Kenya’s macroeconomic fundamentals remain among the strongest in Africa as it continued to rebound from the COVID pandemic with real gross domestic product (GDP) increasing with over five percent growth in 2022. However, the economy faces elevated inflationary pressure due to a prolonged drought and global supply chain disruption caused by Putin’s brutal war in Ukraine.
Kenya is a regional leader in clean energy development with more than 90 percent of its on-grid electricity coming from renewable sources. Through its 2020, second Nationally Determined Contribution to the Paris Agreement targets, Kenya has prioritized low-carbon resilient investments to reduce its already low greenhouse gas emissions a further 32 percent by 2030. Kenya has established policies and a regulatory environment to spearhead green investments, enabling its first private-sector-issued green bond floated in 2019 to finance the construction of sustainable housing projects.
American companies continue to show strong interest to establish or expand their business presence and engagement in Kenya. Sectors offering the most opportunities for investors include: agro-processing, financial services, energy, extractives, transportation, infrastructure, retail, restaurants, technology, health care, and mobile banking.
|TI Corruption Perceptions Index||2022||123 of 180||http://www.transparency.org/research/cpi/overview|
|Global Innovation Index||2022||88 of 131||https://www.globalinnovationindex.org/analysis-indicator|
|U.S. FDI in partner country ($M USD, historical stock positions)||2021||$209||http://apps.bea.gov/international/factsheet/|

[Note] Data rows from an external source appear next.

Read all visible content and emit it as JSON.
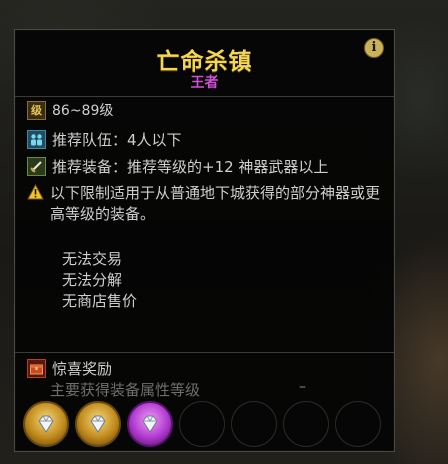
{
  "dungeon": {
    "title": "亡命杀镇",
    "difficulty": "王者",
    "level_icon_glyph": "级",
    "level_range": "86~89级",
    "party_label": "推荐队伍：4人以下",
    "gear_label": "推荐装备：推荐等级的+12 神器武器以上",
    "warning_text": "以下限制适用于从普通地下城获得的部分神器或更高等级的装备。",
    "restrictions": [
      "无法交易",
      "无法分解",
      "无商店售价"
    ]
  },
  "reward": {
    "title": "惊喜奖励",
    "subtitle": "主要获得装备属性等级",
    "value": "–"
  },
  "icons": {
    "info": "i",
    "info_name": "info-icon",
    "level_name": "level-icon",
    "party_name": "party-icon",
    "gear_name": "sword-icon",
    "warning_name": "warning-icon",
    "reward_name": "treasure-chest-icon"
  },
  "reward_slots": [
    {
      "kind": "gold",
      "icon": "diamond-gem-icon"
    },
    {
      "kind": "gold",
      "icon": "diamond-gem-icon"
    },
    {
      "kind": "purple",
      "icon": "diamond-gem-icon"
    },
    {
      "kind": "empty"
    },
    {
      "kind": "empty"
    },
    {
      "kind": "empty"
    },
    {
      "kind": "empty"
    }
  ],
  "colors": {
    "title": "#f4d64f",
    "difficulty": "#d04fd6",
    "text": "#cfcfcf",
    "subtext": "#6e6e6e"
  }
}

|World Bank GNI per capita||2021||$2,080||http://data.worldbank.org/indicator/NY.GNP.PCAP.CD|